Everyone agrees that the competition to hire people who know how to build artificial intelligence systems is intense. It’s turned once-staid academic conferences into frenzied meat markets for corporate recruiters and driven the salaries of the top researchers to seven figures.
But how scarce AI talent really is has been something of an industry mystery.
Last year, Element AI Inc., a Montreal-based startup, estimated that there were fewer than 10,000 people in the world with the expertise needed to create machine learning systems. The figure was widely cited in media stories and among recruiting firms, although it wasn’t clear how Element AI arrived at it. In December, Tencent Holdings Ltd., the Chinese internet giant, published its own estimate of global AI talent, putting the figure at a far higher 200,000 to 300,000 people who were either AI researchers or industry practitioners.
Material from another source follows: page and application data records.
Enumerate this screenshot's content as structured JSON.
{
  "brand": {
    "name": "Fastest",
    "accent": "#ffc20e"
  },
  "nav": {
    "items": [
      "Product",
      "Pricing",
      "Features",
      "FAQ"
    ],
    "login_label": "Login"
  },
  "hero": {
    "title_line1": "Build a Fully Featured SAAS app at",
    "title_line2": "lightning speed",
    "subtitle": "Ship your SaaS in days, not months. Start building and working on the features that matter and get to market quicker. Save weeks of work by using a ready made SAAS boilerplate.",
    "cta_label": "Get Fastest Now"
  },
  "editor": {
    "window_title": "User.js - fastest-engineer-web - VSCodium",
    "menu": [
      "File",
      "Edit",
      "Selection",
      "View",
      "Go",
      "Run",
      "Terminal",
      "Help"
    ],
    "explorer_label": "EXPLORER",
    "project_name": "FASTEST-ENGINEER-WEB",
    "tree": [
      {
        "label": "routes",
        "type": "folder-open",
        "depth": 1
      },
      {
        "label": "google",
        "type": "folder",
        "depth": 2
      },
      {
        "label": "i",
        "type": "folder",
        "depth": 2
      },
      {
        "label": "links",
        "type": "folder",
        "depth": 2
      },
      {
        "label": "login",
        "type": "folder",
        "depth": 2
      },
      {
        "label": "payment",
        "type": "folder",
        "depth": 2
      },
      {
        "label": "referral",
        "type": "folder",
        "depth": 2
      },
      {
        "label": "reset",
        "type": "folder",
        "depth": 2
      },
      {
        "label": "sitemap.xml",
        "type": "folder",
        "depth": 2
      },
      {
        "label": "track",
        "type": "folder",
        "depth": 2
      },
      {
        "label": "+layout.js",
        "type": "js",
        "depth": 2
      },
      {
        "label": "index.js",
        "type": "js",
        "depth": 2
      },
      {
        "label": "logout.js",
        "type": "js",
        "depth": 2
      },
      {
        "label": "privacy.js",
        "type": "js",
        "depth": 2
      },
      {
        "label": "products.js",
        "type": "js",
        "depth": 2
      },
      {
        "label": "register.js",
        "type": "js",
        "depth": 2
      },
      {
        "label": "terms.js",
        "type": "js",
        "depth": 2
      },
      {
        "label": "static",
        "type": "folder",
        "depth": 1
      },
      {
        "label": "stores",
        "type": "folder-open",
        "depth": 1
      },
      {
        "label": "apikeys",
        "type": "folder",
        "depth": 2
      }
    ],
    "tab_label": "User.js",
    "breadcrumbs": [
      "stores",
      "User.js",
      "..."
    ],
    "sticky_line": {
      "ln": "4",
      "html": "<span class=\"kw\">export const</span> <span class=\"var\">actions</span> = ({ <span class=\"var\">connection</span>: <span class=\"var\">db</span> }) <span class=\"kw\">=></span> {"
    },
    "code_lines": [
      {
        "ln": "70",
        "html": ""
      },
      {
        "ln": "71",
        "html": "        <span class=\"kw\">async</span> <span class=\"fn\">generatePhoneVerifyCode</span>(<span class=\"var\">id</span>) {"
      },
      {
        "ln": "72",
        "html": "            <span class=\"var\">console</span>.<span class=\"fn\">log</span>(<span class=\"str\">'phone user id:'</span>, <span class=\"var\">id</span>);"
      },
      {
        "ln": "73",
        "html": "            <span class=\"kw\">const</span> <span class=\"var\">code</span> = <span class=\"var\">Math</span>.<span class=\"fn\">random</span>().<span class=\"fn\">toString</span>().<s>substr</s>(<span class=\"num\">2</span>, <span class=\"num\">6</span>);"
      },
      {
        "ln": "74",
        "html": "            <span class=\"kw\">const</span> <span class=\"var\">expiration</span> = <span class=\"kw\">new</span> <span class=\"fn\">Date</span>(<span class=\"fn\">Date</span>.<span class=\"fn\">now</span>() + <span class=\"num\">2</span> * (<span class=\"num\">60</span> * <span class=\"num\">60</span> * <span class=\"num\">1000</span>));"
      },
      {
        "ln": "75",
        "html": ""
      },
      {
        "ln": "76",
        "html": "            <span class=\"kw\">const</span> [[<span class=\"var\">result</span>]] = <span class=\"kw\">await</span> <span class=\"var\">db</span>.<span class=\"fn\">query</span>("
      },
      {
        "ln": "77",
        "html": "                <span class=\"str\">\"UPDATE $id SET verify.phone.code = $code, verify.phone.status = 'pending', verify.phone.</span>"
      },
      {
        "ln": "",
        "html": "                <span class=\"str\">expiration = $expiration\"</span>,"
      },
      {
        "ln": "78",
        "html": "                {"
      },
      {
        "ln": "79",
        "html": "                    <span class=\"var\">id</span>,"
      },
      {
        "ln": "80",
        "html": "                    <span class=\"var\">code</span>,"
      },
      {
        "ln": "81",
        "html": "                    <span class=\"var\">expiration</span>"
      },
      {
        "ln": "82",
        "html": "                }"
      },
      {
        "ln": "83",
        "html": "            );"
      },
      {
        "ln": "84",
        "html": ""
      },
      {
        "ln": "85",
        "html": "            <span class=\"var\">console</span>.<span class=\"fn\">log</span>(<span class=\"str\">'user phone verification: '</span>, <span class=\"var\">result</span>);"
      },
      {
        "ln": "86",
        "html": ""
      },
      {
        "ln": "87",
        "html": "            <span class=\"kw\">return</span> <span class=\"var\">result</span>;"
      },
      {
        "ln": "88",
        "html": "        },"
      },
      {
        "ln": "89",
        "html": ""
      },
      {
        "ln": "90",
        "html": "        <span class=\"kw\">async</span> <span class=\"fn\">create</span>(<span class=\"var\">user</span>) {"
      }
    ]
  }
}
Which is correct? The answer matters to companies trying to decide whether to build their own AI and data science teams or contract with consulting firms and third parties to create AI-based solutions for them. It also has an impact on the salaries those AI experts can command.
Element AI has rejoined the debate with a new estimate — and some transparency about its methodology. According to a report published Wednesday, there are about 22,000 PhD-educated researchers working on AI, of which about 3,000 are currently seeking work.
Element AI said it scoured LinkedIn for people who earned PhDs since 2015 and whose profiles also mentioned technical terms such as deep learning, artificial neural networks, computer vision, natural language processing or robotics. In addition, to make the cut, people needed coding skills in programming languages such as Python, TensorFlow or Theano.
There’s another subset of about 5,000 people at the cutting edge of AI research who are publishing papers and presenting at academic conferences, the report said. By removing the restriction that the person’s PhD must have been awarded since 2015, Element AI said there were at most 90,000 people in the world with the right skill set — a figure that was much larger than their other estimates but still well below Tencent’s. The company said its earlier rough estimate of “fewer than 10,000 people” had been based only a search of people who had been active at academic AI conferences in the past seven years.
Element AI acknowledged that its own data was biased toward Western, English-language oriented sources and that there might be experts, particularly in places like China and Japan, where its methodology may not apply. The United States was the world’s top location for AI talent, followed by the U.K. and Canada, the company’s report said. Within Europe, it found that Germany had a robust number of AI experts and was perhaps a “sort of hidden” spot for recruiting talent.
There is an obvious incentive to make AI talent appear rarer. The attractiveness of Element AI’s services may be heightened by the perception among potential customers that, unless they are Google or Facebook, they won’t be able to hire in-house teams with top-flight AI skills.
But Jean-Francois Gagne, Element AI’s co-founder and CEO, said the company’s intent was to demonstrate just how bad the talent shortage is so that governments and universities would devote more effort to training. “The talent shortage is real,” he said, noting that it was also acting as a brake on Element AI’s own ability to grow.
Gagne said that the talent shortage would gradually be alleviated as more universities taught data science and how to build AI solutions at undergraduate and master’s levels. But he said it would take at least three to four years for those programs to have an impact on the talent shortage.
By Jeremy Kahn